* **Source material**
______________________________
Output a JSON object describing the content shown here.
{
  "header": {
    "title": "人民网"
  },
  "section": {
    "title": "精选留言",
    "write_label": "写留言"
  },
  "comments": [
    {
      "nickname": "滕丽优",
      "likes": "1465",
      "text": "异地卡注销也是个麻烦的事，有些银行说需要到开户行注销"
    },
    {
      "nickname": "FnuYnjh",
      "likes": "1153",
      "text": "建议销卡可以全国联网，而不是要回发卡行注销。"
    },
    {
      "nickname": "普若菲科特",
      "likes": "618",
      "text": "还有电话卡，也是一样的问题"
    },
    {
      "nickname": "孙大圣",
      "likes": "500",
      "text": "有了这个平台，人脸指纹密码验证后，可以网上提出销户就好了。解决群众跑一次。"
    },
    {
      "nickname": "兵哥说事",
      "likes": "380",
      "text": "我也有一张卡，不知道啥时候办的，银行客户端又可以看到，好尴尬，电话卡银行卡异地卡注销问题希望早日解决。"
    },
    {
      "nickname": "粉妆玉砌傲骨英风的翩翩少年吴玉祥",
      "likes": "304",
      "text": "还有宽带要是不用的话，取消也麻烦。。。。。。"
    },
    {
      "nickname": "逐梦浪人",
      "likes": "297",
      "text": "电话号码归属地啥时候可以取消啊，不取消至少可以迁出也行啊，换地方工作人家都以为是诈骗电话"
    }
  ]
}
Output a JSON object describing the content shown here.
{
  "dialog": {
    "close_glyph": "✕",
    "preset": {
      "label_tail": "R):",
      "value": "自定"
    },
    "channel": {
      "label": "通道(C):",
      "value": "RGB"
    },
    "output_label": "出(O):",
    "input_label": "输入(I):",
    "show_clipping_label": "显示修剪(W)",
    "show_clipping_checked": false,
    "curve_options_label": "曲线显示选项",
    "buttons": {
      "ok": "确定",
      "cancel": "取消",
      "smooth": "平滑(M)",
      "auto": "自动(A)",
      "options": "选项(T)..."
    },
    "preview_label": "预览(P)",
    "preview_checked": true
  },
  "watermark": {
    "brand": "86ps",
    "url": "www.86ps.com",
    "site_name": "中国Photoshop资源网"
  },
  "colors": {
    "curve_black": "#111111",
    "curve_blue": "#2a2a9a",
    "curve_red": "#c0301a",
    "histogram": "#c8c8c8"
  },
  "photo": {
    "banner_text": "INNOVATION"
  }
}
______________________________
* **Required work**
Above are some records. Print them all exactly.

* **Your response**
Output a JSON object describing the content shown here.
{
  "header": {
    "title": "人民网"
  },
  "section": {
    "title": "精选留言",
    "write_label": "写留言"
  },
  "comments": [
    {
      "nickname": "滕丽优",
      "likes": "1465",
      "text": "异地卡注销也是个麻烦的事，有些银行说需要到开户行注销"
    },
    {
      "nickname": "FnuYnjh",
      "likes": "1153",
      "text": "建议销卡可以全国联网，而不是要回发卡行注销。"
    },
    {
      "nickname": "普若菲科特",
      "likes": "618",
      "text": "还有电话卡，也是一样的问题"
    },
    {
      "nickname": "孙大圣",
      "likes": "500",
      "text": "有了这个平台，人脸指纹密码验证后，可以网上提出销户就好了。解决群众跑一次。"
    },
    {
      "nickname": "兵哥说事",
      "likes": "380",
      "text": "我也有一张卡，不知道啥时候办的，银行客户端又可以看到，好尴尬，电话卡银行卡异地卡注销问题希望早日解决。"
    },
    {
      "nickname": "粉妆玉砌傲骨英风的翩翩少年吴玉祥",
      "likes": "304",
      "text": "还有宽带要是不用的话，取消也麻烦。。。。。。"
    },
    {
      "nickname": "逐梦浪人",
      "likes": "297",
      "text": "电话号码归属地啥时候可以取消啊，不取消至少可以迁出也行啊，换地方工作人家都以为是诈骗电话"
    }
  ]
}
Output a JSON object describing the content shown here.
{
  "dialog": {
    "close_glyph": "✕",
    "preset": {
      "label_tail": "R):",
      "value": "自定"
    },
    "channel": {
      "label": "通道(C):",
      "value": "RGB"
    },
    "output_label": "出(O):",
    "input_label": "输入(I):",
    "show_clipping_label": "显示修剪(W)",
    "show_clipping_checked": false,
    "curve_options_label": "曲线显示选项",
    "buttons": {
      "ok": "确定",
      "cancel": "取消",
      "smooth": "平滑(M)",
      "auto": "自动(A)",
      "options": "选项(T)..."
    },
    "preview_label": "预览(P)",
    "preview_checked": true
  },
  "watermark": {
    "brand": "86ps",
    "url": "www.86ps.com",
    "site_name": "中国Photoshop资源网"
  },
  "colors": {
    "curve_black": "#111111",
    "curve_blue": "#2a2a9a",
    "curve_red": "#c0301a",
    "histogram": "#c8c8c8"
  },
  "photo": {
    "banner_text": "INNOVATION"
  }
}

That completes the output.